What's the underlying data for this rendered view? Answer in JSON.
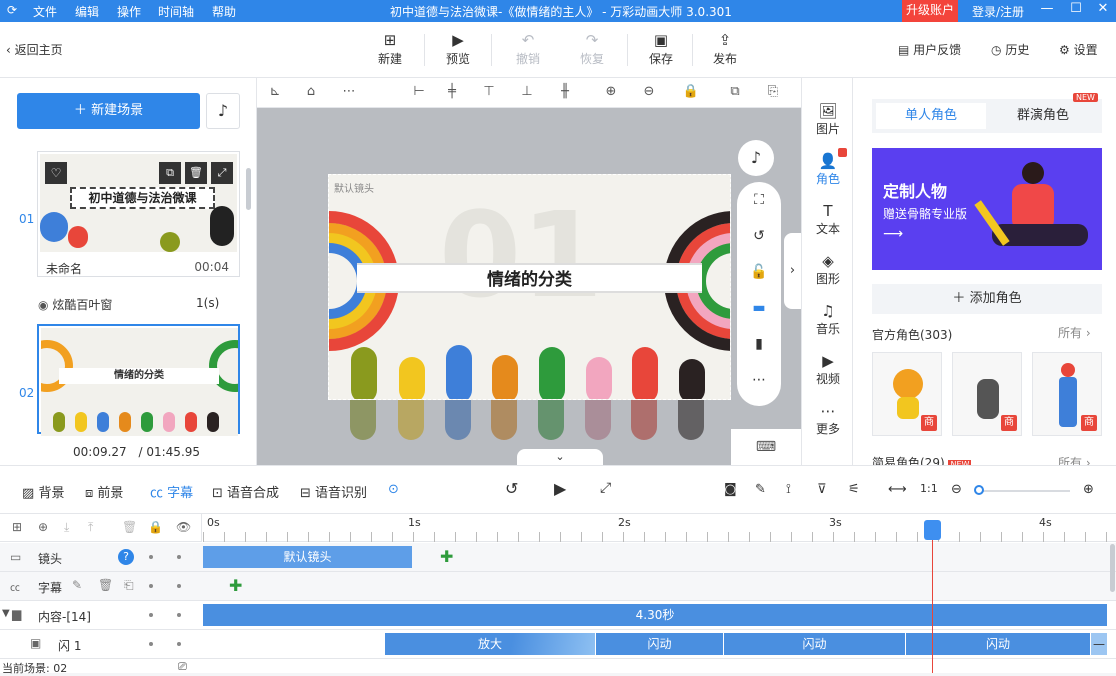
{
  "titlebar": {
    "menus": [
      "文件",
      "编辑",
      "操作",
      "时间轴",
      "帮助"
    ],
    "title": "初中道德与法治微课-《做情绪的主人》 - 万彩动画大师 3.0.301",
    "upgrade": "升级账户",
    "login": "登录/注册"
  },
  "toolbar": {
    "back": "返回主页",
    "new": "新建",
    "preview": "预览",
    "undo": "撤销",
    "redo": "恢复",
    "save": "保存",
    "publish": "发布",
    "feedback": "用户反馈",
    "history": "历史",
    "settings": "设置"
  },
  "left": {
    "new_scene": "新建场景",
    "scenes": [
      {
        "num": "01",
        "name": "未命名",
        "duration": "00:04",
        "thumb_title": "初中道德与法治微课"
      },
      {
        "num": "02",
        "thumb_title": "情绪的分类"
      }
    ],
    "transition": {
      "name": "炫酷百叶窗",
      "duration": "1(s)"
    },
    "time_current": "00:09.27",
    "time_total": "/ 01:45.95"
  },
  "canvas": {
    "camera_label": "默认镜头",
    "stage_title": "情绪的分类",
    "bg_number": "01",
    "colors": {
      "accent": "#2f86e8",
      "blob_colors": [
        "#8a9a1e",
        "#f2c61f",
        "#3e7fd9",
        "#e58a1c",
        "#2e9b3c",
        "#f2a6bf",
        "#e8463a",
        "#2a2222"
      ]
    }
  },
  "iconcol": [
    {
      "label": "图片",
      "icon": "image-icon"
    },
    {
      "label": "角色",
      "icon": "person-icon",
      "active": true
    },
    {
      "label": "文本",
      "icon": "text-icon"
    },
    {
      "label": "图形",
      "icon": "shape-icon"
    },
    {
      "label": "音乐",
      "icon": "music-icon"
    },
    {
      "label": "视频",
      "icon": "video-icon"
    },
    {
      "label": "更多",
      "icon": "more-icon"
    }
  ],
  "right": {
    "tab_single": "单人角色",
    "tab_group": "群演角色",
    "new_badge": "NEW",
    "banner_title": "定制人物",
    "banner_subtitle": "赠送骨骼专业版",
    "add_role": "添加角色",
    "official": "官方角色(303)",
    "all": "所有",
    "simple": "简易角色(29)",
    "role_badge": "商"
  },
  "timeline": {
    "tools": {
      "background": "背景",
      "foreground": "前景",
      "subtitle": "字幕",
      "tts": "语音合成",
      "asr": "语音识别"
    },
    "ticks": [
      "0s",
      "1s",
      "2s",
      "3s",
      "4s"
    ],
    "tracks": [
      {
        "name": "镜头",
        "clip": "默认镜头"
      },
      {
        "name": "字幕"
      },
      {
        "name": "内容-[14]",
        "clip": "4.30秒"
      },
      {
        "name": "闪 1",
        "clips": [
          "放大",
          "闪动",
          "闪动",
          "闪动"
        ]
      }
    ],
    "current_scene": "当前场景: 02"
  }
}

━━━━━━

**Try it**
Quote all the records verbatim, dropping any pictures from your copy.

**Output for this task**
What's the underlying data for this rendered view? Answer in JSON.
{
  "titlebar": {
    "menus": [
      "文件",
      "编辑",
      "操作",
      "时间轴",
      "帮助"
    ],
    "title": "初中道德与法治微课-《做情绪的主人》 - 万彩动画大师 3.0.301",
    "upgrade": "升级账户",
    "login": "登录/注册"
  },
  "toolbar": {
    "back": "返回主页",
    "new": "新建",
    "preview": "预览",
    "undo": "撤销",
    "redo": "恢复",
    "save": "保存",
    "publish": "发布",
    "feedback": "用户反馈",
    "history": "历史",
    "settings": "设置"
  },
  "left": {
    "new_scene": "新建场景",
    "scenes": [
      {
        "num": "01",
        "name": "未命名",
        "duration": "00:04",
        "thumb_title": "初中道德与法治微课"
      },
      {
        "num": "02",
        "thumb_title": "情绪的分类"
      }
    ],
    "transition": {
      "name": "炫酷百叶窗",
      "duration": "1(s)"
    },
    "time_current": "00:09.27",
    "time_total": "/ 01:45.95"
  },
  "canvas": {
    "camera_label": "默认镜头",
    "stage_title": "情绪的分类",
    "bg_number": "01",
    "colors": {
      "accent": "#2f86e8",
      "blob_colors": [
        "#8a9a1e",
        "#f2c61f",
        "#3e7fd9",
        "#e58a1c",
        "#2e9b3c",
        "#f2a6bf",
        "#e8463a",
        "#2a2222"
      ]
    }
  },
  "iconcol": [
    {
      "label": "图片",
      "icon": "image-icon"
    },
    {
      "label": "角色",
      "icon": "person-icon",
      "active": true
    },
    {
      "label": "文本",
      "icon": "text-icon"
    },
    {
      "label": "图形",
      "icon": "shape-icon"
    },
    {
      "label": "音乐",
      "icon": "music-icon"
    },
    {
      "label": "视频",
      "icon": "video-icon"
    },
    {
      "label": "更多",
      "icon": "more-icon"
    }
  ],
  "right": {
    "tab_single": "单人角色",
    "tab_group": "群演角色",
    "new_badge": "NEW",
    "banner_title": "定制人物",
    "banner_subtitle": "赠送骨骼专业版",
    "add_role": "添加角色",
    "official": "官方角色(303)",
    "all": "所有",
    "simple": "简易角色(29)",
    "role_badge": "商"
  },
  "timeline": {
    "tools": {
      "background": "背景",
      "foreground": "前景",
      "subtitle": "字幕",
      "tts": "语音合成",
      "asr": "语音识别"
    },
    "ticks": [
      "0s",
      "1s",
      "2s",
      "3s",
      "4s"
    ],
    "tracks": [
      {
        "name": "镜头",
        "clip": "默认镜头"
      },
      {
        "name": "字幕"
      },
      {
        "name": "内容-[14]",
        "clip": "4.30秒"
      },
      {
        "name": "闪 1",
        "clips": [
          "放大",
          "闪动",
          "闪动",
          "闪动"
        ]
      }
    ],
    "current_scene": "当前场景: 02"
  }
}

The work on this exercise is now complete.